Records for the exercise |
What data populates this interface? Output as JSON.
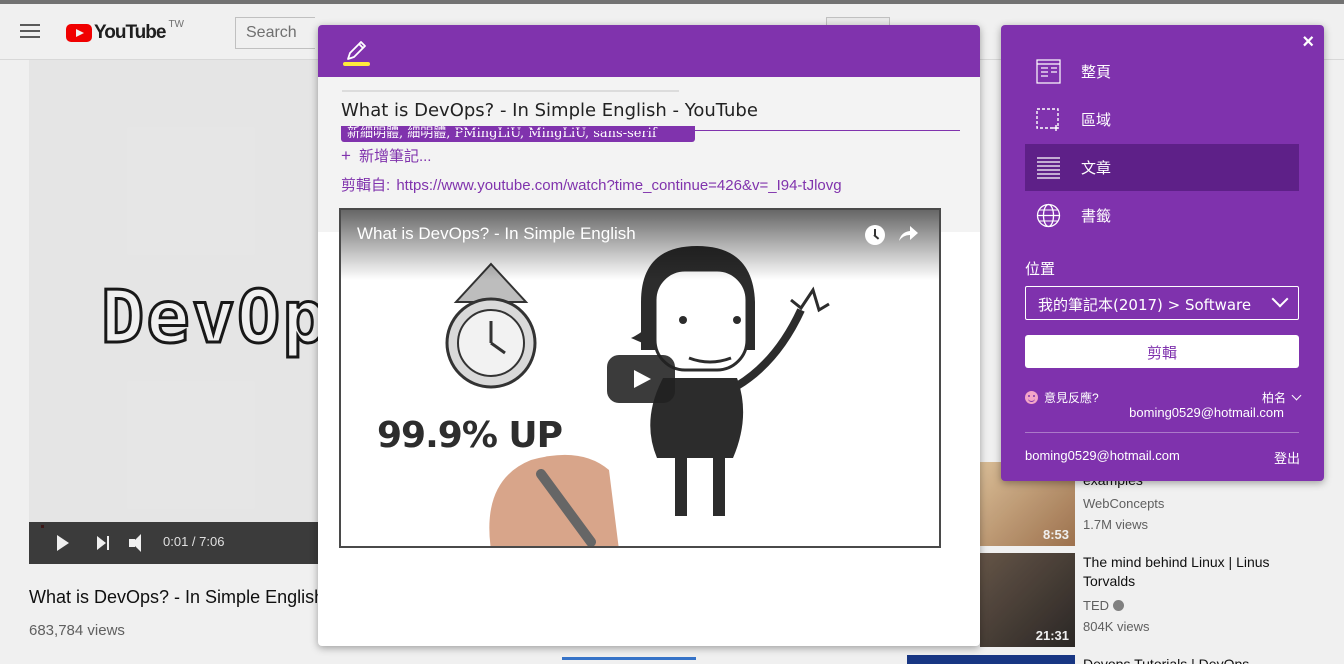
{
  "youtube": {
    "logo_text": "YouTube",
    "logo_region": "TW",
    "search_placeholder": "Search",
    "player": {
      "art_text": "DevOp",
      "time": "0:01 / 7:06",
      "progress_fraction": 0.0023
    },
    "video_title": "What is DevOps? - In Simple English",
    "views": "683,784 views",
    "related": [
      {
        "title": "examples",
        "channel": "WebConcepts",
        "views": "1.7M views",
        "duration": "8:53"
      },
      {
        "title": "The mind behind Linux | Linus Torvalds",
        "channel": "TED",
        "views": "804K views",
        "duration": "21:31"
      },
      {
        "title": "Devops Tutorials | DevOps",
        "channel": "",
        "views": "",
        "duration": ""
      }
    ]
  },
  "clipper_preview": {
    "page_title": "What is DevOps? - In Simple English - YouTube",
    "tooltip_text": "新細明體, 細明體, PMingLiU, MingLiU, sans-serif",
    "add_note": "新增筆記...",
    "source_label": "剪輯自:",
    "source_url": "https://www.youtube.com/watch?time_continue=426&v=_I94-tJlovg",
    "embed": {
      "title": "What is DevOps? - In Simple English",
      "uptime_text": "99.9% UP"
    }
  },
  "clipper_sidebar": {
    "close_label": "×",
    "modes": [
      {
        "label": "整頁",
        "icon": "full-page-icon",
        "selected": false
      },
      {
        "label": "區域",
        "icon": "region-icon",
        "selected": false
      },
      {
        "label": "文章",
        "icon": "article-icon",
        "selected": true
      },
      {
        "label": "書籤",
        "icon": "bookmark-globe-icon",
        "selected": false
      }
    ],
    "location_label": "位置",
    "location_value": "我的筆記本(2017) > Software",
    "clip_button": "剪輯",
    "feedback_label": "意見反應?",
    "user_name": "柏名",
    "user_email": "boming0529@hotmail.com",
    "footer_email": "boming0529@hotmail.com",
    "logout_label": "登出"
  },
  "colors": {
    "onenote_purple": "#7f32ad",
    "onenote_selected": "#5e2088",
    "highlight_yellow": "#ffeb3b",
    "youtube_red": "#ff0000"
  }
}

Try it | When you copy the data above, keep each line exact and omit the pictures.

Output for this exercise |
What data populates this interface? Output as JSON.
{
  "youtube": {
    "logo_text": "YouTube",
    "logo_region": "TW",
    "search_placeholder": "Search",
    "player": {
      "art_text": "DevOp",
      "time": "0:01 / 7:06",
      "progress_fraction": 0.0023
    },
    "video_title": "What is DevOps? - In Simple English",
    "views": "683,784 views",
    "related": [
      {
        "title": "examples",
        "channel": "WebConcepts",
        "views": "1.7M views",
        "duration": "8:53"
      },
      {
        "title": "The mind behind Linux | Linus Torvalds",
        "channel": "TED",
        "views": "804K views",
        "duration": "21:31"
      },
      {
        "title": "Devops Tutorials | DevOps",
        "channel": "",
        "views": "",
        "duration": ""
      }
    ]
  },
  "clipper_preview": {
    "page_title": "What is DevOps? - In Simple English - YouTube",
    "tooltip_text": "新細明體, 細明體, PMingLiU, MingLiU, sans-serif",
    "add_note": "新增筆記...",
    "source_label": "剪輯自:",
    "source_url": "https://www.youtube.com/watch?time_continue=426&v=_I94-tJlovg",
    "embed": {
      "title": "What is DevOps? - In Simple English",
      "uptime_text": "99.9% UP"
    }
  },
  "clipper_sidebar": {
    "close_label": "×",
    "modes": [
      {
        "label": "整頁",
        "icon": "full-page-icon",
        "selected": false
      },
      {
        "label": "區域",
        "icon": "region-icon",
        "selected": false
      },
      {
        "label": "文章",
        "icon": "article-icon",
        "selected": true
      },
      {
        "label": "書籤",
        "icon": "bookmark-globe-icon",
        "selected": false
      }
    ],
    "location_label": "位置",
    "location_value": "我的筆記本(2017) > Software",
    "clip_button": "剪輯",
    "feedback_label": "意見反應?",
    "user_name": "柏名",
    "user_email": "boming0529@hotmail.com",
    "footer_email": "boming0529@hotmail.com",
    "logout_label": "登出"
  },
  "colors": {
    "onenote_purple": "#7f32ad",
    "onenote_selected": "#5e2088",
    "highlight_yellow": "#ffeb3b",
    "youtube_red": "#ff0000"
  }
}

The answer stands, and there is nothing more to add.